LINEAR ALGEBRA W W L CHEN c W W L Chen, 1982, 2005. This chapter originates from material used by the author at Imperial College, University of London, between 1981 and 1990. It is available free to all individuals, on the understanding that it is not to be used for financial gain, and may be downloaded and/or photocopied, with or without permission from the author. However, this document may not be kept on any information storage and retrieval system without permission from the author, unless such system is not accessible to any individuals other than its owners. Chapter 2 MATRICES 2.1. Introduction A rectangular array of numbers of the form (1) a 11 . . . a 1 n . . . . . . a m 1 . . . a mn is called an m × n matrix, with m rows and n columns. We count rows from the top and columns from the left. Hence ( a i 1 . . . a in ) and a 1 j . . . a mj represent respectively the i -th row and the j -th column of the matrix (1), and a ij represents the entry in the matrix (1) on the i -th row and j -th column. Example 2.1.1. Consider the 3 × 4 matrix 2 4 3 1 3 1 5 2 1 0 7 6 . Here (3 1 5 2) and 3 5 7 Chapter 2 : Matrices page 1 of 19

This preview has intentionally blurred sections. Sign up to view the full version.

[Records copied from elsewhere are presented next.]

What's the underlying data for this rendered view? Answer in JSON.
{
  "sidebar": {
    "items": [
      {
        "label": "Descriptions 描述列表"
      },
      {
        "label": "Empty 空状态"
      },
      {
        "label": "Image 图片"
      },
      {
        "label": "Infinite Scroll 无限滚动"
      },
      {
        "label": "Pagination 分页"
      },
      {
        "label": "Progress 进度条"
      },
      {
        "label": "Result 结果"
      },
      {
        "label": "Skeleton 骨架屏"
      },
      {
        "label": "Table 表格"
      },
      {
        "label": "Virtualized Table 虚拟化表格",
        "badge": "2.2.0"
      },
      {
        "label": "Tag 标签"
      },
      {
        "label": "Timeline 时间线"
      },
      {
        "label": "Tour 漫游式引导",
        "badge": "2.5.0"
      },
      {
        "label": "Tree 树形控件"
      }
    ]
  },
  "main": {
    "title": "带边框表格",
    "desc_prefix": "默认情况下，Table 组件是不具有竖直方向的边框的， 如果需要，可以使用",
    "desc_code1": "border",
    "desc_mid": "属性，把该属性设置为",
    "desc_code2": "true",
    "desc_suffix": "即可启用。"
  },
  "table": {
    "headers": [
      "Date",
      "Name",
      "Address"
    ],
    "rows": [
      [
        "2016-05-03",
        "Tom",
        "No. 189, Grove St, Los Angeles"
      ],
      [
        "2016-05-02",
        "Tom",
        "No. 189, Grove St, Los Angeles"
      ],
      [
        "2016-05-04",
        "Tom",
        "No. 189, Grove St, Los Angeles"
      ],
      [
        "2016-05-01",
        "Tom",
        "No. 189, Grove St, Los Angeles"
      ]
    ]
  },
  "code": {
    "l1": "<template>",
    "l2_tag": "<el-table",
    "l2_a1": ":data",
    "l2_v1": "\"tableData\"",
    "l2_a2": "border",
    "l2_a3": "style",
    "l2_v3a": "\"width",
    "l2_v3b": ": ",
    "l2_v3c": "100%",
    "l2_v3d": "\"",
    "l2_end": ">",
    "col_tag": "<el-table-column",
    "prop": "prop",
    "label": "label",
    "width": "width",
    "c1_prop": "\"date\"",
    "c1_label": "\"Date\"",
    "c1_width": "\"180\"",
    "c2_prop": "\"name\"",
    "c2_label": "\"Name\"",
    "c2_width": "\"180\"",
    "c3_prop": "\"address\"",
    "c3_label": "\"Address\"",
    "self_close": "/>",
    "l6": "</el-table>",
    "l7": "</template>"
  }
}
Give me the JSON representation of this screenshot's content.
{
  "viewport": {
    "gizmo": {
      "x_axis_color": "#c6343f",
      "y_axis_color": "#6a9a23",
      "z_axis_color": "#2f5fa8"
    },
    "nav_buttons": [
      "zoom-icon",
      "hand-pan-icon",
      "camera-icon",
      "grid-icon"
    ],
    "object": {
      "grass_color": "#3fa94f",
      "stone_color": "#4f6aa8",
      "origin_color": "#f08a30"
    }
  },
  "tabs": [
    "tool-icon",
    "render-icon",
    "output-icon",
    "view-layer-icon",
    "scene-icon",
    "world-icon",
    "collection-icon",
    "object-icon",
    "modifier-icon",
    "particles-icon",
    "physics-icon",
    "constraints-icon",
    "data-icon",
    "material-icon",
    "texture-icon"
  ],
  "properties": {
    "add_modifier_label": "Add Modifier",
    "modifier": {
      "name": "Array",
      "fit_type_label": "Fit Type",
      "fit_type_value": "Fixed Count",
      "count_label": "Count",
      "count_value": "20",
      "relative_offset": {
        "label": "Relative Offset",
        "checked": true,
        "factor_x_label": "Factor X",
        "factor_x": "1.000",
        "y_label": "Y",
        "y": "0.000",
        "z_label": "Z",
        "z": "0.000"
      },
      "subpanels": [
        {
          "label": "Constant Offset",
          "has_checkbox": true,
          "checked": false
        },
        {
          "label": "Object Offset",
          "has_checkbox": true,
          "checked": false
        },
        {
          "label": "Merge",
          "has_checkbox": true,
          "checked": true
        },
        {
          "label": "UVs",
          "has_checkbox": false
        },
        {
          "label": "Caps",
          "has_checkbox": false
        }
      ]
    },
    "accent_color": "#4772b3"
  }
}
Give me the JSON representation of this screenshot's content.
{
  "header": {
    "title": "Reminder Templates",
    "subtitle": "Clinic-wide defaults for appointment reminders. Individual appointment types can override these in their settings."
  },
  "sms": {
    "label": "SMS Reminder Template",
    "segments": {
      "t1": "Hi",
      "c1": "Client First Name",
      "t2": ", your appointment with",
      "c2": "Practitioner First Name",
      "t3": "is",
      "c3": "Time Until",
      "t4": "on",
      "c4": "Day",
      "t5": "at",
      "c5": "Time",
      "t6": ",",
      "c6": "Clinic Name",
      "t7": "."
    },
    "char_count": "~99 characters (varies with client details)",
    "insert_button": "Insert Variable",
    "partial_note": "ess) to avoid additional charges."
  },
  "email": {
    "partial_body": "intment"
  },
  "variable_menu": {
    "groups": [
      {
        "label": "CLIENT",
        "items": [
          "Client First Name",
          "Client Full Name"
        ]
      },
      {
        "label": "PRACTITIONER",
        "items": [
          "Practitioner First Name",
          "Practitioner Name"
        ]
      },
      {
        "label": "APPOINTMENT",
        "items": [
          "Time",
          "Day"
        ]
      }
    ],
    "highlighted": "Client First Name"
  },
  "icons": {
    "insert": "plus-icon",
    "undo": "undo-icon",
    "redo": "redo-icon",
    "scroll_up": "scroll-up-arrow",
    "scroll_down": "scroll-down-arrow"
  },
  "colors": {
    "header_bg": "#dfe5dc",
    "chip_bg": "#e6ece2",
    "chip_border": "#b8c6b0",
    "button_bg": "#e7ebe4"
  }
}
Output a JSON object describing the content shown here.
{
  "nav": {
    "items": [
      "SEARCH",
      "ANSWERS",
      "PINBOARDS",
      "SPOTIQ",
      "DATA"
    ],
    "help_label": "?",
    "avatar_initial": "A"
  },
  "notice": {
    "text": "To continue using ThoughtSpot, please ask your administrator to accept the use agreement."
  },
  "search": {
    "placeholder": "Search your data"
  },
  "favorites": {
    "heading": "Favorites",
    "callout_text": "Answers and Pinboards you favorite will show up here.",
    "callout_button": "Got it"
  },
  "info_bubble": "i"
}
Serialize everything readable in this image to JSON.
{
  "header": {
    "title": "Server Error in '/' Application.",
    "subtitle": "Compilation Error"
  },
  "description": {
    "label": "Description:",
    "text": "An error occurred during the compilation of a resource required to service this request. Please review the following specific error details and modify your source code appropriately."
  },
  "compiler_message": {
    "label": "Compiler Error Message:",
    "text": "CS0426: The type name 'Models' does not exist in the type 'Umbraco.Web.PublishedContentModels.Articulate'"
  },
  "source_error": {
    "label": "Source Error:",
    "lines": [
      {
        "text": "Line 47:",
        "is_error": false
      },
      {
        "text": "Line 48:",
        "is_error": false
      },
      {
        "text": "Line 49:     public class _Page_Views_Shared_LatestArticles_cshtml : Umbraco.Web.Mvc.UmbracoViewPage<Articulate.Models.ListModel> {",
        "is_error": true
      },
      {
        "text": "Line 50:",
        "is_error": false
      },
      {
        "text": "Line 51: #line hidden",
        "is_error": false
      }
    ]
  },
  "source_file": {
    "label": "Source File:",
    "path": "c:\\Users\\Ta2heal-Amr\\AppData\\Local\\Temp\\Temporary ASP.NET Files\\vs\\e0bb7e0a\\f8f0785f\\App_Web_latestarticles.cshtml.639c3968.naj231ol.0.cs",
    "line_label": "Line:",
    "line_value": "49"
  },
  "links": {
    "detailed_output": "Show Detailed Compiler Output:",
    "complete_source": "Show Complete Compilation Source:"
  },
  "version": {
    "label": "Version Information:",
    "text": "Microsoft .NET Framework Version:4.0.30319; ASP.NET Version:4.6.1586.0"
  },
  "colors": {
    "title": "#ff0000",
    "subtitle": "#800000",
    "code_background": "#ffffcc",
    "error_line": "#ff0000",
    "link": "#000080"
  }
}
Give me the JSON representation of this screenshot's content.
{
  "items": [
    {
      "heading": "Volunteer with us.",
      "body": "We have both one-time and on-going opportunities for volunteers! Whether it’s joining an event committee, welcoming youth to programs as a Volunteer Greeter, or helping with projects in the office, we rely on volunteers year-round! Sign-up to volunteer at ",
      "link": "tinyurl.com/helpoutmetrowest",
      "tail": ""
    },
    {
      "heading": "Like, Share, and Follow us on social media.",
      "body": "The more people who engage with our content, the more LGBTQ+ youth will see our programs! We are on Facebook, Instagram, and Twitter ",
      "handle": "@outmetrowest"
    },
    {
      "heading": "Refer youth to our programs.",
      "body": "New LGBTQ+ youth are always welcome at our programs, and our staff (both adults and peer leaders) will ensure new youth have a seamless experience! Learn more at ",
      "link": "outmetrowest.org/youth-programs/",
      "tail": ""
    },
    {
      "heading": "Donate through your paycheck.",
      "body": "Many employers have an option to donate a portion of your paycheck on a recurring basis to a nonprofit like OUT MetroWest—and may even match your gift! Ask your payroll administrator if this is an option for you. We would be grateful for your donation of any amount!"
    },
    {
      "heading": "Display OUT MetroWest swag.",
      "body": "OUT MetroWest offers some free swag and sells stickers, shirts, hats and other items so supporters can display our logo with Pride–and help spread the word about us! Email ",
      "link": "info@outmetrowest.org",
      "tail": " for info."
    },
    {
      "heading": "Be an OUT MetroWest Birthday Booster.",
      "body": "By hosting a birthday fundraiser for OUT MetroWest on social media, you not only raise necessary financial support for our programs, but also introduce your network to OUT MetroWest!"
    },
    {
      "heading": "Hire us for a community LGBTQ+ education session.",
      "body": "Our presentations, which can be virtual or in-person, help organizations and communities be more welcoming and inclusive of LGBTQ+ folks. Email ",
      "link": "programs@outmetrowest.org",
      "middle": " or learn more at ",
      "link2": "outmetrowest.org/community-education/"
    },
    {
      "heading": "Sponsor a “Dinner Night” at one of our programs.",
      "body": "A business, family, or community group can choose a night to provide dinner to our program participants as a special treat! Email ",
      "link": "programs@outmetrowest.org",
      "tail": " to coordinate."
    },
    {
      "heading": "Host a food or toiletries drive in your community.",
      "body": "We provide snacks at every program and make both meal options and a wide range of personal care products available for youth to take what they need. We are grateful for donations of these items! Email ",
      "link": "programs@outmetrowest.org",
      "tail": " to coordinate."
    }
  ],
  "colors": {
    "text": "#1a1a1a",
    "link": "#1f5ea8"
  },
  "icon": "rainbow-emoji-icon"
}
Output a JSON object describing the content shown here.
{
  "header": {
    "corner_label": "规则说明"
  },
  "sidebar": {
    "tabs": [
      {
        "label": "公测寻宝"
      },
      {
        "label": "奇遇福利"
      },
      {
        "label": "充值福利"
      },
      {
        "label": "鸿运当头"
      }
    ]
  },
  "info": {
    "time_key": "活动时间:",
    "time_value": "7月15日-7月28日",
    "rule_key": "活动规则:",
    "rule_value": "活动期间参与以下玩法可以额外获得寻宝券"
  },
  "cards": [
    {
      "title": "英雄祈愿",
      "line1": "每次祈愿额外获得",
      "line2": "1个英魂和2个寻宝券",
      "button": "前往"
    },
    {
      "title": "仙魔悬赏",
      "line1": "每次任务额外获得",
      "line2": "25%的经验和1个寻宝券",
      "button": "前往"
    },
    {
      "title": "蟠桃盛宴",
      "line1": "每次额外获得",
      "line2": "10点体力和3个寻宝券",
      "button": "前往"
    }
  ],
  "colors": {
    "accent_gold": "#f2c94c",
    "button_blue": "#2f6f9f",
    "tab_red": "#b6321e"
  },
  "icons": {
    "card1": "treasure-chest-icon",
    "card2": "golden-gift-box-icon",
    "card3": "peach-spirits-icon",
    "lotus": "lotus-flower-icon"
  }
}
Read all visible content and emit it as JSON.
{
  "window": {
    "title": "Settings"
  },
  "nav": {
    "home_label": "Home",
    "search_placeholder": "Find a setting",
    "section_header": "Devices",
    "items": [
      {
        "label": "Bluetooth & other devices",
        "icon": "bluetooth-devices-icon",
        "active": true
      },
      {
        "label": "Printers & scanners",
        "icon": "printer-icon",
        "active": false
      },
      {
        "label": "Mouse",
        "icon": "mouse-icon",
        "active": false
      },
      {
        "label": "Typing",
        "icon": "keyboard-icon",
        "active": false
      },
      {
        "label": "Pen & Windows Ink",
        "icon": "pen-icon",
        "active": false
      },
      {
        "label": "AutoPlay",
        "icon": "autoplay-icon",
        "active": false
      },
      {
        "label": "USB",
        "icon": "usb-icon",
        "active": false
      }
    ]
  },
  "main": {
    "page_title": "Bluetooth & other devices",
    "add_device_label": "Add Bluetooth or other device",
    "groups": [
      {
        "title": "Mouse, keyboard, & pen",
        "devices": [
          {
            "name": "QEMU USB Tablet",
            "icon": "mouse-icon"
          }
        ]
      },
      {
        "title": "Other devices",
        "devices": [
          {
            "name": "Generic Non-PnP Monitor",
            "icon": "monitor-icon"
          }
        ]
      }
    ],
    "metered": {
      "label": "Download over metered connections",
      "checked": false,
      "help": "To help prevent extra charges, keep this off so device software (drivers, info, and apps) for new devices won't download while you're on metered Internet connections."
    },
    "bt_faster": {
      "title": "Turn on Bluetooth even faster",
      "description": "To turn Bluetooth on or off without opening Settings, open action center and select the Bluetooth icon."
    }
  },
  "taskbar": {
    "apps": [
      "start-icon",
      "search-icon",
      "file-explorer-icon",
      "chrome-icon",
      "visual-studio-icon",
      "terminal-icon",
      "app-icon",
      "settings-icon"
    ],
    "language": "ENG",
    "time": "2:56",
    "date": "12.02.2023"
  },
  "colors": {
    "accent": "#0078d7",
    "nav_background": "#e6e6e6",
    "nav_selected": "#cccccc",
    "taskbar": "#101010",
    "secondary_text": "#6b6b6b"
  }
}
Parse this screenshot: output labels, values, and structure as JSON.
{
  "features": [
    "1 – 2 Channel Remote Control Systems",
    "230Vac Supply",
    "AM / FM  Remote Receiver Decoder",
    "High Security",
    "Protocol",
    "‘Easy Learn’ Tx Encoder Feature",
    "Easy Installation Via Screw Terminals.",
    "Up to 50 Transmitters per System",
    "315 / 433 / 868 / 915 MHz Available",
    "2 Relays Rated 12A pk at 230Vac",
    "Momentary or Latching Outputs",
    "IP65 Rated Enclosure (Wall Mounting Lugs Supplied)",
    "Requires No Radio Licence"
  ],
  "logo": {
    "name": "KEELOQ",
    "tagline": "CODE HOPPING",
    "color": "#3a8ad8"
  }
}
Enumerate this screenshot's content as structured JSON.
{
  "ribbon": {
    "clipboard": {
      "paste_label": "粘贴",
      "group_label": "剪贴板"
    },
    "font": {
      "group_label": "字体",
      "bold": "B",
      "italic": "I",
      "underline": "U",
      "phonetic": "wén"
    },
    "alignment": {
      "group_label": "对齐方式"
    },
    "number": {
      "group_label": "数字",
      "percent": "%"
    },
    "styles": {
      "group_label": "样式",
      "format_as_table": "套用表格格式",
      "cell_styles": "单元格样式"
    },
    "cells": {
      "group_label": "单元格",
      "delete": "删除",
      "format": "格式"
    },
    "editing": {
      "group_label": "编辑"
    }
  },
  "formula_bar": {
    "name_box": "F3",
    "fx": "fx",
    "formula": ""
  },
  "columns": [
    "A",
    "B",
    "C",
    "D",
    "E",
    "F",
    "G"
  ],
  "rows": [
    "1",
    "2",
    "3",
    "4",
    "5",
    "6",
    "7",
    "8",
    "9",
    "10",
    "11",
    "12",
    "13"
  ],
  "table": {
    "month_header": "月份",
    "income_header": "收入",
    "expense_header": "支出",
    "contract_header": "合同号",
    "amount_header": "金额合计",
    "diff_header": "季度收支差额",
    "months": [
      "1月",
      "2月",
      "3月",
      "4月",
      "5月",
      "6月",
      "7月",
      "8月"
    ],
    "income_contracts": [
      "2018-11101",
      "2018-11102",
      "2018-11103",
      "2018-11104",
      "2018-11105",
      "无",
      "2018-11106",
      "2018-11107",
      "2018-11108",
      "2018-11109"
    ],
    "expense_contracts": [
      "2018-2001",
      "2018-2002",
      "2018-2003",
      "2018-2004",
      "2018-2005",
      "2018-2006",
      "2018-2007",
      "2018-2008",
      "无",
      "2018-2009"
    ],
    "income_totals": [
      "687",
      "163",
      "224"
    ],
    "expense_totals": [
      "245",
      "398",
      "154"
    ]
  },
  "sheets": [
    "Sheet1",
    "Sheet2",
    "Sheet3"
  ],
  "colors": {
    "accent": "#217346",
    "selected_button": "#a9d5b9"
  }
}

View Full Document
Linear Algebra c W W L Chen, 1982, 2005 represent respectively the 2-nd row and the 3-rd column of the matrix, and 5 represents the entry in the matrix on the 2-nd row and 3-rd column. We now consider the question of arithmetic involving matrices. First of all, let us study the problem of addition. A reasonable theory can be derived from the following definition. Definition. Suppose that the two matrices A = a 11 . . . a 1 n . . . . . . a m 1 . . . a mn and B = b 11 . . . b 1 n . . . . . . b m 1 . . . b mn both have m rows and n columns. Then we write A + B = a 11 + b 11 . . . a 1 n + b 1 n . . . . . . a m 1 + b m 1 . . . a mn + b mn and call this the sum of the two matrices A and B . Example 2.1.2. Suppose that A = 2 4 3 1 3 1 5 2 1 0 7 6 and B = 1 2 2 7 0 2 4 1 2 1 3 3 . Then A + B = 2 + 1 4 + 2 3 2 1 + 7 3 + 0 1 + 2 5 + 4 2 1 1 2 0 + 1 7 + 3 6 + 3 = 3 6 1 6 3 3 9 1 3 1 10 9 . Example 2.1.3. We do not have a definition for “adding” the matrices 2 4 3 1 1 0 7 6 and 2 4 3 3 1 5 1 0 7 . PROPOSITION 2A. (MATRIX ADDITION) Suppose that A, B, C are m × n matrices. Suppose further that O represents the m × n matrix with all entries zero. Then (a) A + B = B + A ; (b) A + ( B + C ) = ( A + B ) + C ; (c) A + O = A ; and (d) there is an m × n matrix A such that A + A = O . Proof. Parts (a)–(c) are easy consequences of ordinary addition, as matrix addition is simply entry-wise addition. For part (d), we can consider the matrix A obtained from A by multiplying each entry of A by 1. The theory of multiplication is rather more complicated, and includes multiplication of a matrix by a scalar as well as multiplication of two matrices.
This is the end of the preview. Sign up to access the rest of the document.

{[ snackBarMessage ]}

### Page1 / 19

la02-m - LINEAR ALGEBRA W W L CHEN c W W L Chen 1982 2005...

This preview shows document pages 1 - 3. Sign up to view the full document.

View Full Document
Ask a homework question - tutors are online